[Records contained in a dataset]
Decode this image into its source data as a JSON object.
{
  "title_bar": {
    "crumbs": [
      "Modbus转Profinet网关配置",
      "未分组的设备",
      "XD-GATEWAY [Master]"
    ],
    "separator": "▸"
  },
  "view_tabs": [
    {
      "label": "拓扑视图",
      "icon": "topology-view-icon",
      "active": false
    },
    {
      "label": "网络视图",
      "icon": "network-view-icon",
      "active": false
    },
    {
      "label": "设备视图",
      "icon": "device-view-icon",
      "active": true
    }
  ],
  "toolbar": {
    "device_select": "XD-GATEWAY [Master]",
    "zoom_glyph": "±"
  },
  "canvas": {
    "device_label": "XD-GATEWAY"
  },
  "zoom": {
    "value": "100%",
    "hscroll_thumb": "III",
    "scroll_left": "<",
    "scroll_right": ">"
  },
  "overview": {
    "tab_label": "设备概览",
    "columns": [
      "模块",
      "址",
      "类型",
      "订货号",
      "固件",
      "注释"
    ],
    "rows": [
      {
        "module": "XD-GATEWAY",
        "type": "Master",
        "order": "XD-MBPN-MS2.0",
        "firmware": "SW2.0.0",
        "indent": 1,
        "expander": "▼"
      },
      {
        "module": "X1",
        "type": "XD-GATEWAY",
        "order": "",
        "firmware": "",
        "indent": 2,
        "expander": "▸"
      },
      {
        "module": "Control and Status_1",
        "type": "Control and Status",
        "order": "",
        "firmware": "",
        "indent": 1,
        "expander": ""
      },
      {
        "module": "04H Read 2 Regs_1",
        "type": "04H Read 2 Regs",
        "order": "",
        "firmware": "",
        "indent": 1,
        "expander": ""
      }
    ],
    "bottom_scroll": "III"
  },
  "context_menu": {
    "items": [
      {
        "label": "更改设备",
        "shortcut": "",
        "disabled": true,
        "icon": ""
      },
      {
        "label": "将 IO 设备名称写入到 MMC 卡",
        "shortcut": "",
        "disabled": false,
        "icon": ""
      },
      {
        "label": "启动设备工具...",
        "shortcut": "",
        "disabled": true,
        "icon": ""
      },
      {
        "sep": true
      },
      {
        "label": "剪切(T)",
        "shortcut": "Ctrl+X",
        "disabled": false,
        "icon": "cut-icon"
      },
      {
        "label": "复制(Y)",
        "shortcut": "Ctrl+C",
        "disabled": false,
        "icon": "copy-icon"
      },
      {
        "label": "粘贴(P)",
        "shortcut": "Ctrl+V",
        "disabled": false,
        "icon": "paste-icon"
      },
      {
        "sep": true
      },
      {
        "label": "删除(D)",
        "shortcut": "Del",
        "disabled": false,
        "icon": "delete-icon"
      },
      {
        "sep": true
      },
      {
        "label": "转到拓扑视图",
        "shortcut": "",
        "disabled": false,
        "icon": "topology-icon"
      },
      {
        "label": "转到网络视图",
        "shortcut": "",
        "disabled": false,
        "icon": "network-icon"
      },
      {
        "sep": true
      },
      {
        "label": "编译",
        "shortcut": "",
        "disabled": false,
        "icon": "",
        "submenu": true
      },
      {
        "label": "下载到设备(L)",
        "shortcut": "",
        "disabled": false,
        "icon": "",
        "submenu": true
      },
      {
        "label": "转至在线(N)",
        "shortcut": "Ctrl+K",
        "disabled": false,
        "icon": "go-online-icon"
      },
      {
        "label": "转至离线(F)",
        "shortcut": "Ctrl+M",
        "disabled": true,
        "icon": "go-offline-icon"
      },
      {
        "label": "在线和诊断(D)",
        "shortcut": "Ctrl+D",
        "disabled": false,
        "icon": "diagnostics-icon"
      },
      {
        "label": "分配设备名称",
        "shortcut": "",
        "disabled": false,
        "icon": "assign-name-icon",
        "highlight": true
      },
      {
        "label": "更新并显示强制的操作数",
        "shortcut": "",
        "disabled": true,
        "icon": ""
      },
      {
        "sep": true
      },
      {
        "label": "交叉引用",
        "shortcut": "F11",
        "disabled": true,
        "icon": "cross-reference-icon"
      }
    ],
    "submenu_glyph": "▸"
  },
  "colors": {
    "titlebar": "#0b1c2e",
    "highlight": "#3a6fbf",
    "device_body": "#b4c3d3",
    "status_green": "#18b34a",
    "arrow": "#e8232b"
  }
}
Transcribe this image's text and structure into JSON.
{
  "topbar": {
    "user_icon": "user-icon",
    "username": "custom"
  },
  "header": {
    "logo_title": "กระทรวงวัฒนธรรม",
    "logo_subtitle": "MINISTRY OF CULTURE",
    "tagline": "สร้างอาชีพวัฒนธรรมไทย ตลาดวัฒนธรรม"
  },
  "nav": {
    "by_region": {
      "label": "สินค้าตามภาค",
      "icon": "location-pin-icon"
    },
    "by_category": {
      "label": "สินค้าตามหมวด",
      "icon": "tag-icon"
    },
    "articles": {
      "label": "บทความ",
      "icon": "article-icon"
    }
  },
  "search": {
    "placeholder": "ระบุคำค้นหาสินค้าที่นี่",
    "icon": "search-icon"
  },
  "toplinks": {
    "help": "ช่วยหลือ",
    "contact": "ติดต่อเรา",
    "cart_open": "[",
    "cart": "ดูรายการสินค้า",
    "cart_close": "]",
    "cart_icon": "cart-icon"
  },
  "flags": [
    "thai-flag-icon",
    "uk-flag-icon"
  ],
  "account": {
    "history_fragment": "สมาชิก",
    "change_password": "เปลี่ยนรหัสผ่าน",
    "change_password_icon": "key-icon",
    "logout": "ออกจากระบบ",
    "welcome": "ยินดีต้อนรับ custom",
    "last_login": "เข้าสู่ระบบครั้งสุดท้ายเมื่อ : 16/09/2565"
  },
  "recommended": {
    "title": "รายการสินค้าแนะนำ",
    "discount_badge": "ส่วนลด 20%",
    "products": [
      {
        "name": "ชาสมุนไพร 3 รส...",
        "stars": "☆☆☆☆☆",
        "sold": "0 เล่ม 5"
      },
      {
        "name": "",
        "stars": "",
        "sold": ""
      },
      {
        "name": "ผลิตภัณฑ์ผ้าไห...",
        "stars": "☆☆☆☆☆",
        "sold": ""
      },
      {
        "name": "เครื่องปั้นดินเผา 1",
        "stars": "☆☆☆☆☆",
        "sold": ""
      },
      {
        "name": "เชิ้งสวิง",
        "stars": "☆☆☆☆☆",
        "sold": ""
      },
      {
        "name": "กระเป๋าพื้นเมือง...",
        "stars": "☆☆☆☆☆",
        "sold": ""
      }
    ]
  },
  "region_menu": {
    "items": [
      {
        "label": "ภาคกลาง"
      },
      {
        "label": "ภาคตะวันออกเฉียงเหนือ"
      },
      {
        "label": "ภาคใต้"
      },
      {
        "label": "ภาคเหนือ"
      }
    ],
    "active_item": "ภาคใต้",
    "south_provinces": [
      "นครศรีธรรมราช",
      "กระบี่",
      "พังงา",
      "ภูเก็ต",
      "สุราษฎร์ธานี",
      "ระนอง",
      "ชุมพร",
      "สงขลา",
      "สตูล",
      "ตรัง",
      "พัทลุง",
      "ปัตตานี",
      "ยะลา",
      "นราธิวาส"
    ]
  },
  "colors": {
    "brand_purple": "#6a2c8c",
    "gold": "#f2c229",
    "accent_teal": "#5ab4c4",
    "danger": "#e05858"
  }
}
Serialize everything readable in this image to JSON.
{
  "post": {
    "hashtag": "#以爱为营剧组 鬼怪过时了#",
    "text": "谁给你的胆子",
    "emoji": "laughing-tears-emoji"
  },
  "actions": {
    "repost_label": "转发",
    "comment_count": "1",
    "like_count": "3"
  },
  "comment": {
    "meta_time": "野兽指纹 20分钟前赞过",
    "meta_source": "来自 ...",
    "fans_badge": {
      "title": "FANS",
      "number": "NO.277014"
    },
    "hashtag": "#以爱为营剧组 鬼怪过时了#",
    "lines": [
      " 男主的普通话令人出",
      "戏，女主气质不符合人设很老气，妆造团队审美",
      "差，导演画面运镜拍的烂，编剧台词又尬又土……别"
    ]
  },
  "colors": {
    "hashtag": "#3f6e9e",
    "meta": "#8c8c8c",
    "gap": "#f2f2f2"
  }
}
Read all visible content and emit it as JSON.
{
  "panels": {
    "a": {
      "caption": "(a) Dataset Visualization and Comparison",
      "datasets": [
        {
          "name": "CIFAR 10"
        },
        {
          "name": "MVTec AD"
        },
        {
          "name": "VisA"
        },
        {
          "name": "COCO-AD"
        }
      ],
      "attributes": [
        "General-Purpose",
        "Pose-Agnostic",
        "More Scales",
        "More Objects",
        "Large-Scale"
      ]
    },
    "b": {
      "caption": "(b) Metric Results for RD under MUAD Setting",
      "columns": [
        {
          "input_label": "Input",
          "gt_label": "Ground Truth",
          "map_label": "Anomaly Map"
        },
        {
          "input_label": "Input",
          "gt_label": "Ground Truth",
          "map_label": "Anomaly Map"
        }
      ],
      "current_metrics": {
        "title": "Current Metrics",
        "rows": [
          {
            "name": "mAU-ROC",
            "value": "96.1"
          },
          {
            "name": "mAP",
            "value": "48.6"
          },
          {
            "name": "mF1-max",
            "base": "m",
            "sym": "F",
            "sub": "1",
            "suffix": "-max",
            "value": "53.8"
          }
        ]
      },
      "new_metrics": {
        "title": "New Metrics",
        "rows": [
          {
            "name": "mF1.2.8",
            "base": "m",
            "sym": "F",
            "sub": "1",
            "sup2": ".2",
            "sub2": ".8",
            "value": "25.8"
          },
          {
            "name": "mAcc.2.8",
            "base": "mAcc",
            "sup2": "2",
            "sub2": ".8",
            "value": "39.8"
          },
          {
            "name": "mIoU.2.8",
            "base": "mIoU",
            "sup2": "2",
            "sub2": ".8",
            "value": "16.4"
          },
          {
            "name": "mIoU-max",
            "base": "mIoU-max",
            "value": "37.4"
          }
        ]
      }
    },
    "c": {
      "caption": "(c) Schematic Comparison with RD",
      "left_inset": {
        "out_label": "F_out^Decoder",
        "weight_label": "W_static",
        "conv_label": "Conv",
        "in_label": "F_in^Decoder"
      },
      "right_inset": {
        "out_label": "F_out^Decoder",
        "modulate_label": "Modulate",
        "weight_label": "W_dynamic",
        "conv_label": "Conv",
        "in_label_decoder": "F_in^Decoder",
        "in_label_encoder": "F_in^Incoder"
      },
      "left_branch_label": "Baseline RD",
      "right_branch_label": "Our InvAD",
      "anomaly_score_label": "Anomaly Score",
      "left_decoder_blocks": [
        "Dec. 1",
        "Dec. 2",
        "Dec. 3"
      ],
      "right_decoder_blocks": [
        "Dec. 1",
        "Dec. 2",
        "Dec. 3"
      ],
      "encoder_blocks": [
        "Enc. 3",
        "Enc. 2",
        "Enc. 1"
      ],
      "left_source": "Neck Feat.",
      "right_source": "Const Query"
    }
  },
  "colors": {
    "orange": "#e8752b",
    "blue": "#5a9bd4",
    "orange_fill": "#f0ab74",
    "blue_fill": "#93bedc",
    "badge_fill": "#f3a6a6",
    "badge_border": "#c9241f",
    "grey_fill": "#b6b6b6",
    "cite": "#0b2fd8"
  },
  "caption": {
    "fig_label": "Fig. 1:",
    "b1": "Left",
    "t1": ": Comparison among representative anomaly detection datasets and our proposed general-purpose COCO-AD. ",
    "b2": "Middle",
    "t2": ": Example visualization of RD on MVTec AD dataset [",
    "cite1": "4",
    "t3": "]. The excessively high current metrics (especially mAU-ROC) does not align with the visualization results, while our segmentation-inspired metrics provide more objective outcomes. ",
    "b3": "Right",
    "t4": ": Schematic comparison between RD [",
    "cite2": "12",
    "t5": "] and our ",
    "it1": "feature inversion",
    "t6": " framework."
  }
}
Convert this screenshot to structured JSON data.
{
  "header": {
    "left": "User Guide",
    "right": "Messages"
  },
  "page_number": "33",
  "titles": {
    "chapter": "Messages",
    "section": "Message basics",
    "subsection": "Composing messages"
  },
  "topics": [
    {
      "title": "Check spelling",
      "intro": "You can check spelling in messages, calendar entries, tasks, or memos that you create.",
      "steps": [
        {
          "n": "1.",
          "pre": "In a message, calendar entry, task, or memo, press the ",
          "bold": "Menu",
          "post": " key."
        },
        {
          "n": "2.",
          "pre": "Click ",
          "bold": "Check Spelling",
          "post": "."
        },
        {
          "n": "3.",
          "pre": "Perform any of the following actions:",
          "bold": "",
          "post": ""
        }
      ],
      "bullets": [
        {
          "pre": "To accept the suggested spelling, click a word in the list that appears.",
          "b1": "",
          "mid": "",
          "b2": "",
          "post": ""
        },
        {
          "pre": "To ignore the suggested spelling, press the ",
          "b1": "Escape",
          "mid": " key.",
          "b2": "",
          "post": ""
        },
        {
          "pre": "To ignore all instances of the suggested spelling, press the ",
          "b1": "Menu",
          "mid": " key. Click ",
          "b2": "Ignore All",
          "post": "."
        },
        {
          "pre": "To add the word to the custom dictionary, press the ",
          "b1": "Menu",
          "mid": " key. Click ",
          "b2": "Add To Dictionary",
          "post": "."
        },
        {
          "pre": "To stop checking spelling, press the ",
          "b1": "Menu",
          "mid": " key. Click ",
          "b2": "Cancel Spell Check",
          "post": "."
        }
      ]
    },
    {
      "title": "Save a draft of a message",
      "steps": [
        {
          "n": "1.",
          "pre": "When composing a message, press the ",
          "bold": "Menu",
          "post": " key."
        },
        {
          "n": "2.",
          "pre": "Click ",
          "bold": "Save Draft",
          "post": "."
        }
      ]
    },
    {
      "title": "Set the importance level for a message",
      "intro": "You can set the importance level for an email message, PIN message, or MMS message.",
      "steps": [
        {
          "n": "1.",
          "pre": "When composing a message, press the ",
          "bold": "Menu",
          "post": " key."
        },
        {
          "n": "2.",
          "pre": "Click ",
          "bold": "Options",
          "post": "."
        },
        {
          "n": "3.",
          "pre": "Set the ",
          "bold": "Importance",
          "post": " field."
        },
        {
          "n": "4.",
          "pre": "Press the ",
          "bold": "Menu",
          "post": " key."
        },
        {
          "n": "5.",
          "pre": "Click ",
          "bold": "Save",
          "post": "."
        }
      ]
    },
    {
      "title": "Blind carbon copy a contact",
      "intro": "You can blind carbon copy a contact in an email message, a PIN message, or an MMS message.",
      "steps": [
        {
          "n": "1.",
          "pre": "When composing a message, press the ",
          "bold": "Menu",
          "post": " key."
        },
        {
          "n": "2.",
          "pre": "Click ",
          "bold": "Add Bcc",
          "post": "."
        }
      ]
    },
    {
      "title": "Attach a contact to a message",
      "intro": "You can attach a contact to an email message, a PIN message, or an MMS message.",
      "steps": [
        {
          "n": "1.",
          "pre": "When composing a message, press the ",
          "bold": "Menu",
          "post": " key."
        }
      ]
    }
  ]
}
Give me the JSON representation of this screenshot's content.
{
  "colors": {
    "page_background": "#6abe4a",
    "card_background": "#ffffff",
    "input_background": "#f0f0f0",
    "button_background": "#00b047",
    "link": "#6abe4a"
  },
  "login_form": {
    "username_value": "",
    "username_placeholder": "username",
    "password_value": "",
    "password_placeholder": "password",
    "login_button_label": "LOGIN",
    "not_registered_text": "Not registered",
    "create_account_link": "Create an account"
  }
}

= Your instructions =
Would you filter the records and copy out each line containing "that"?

= Task result =
      "intro": "You can check spelling in messages, calendar entries, tasks, or memos that you create.",
          "pre": "To accept the suggested spelling, click a word in the list that appears.",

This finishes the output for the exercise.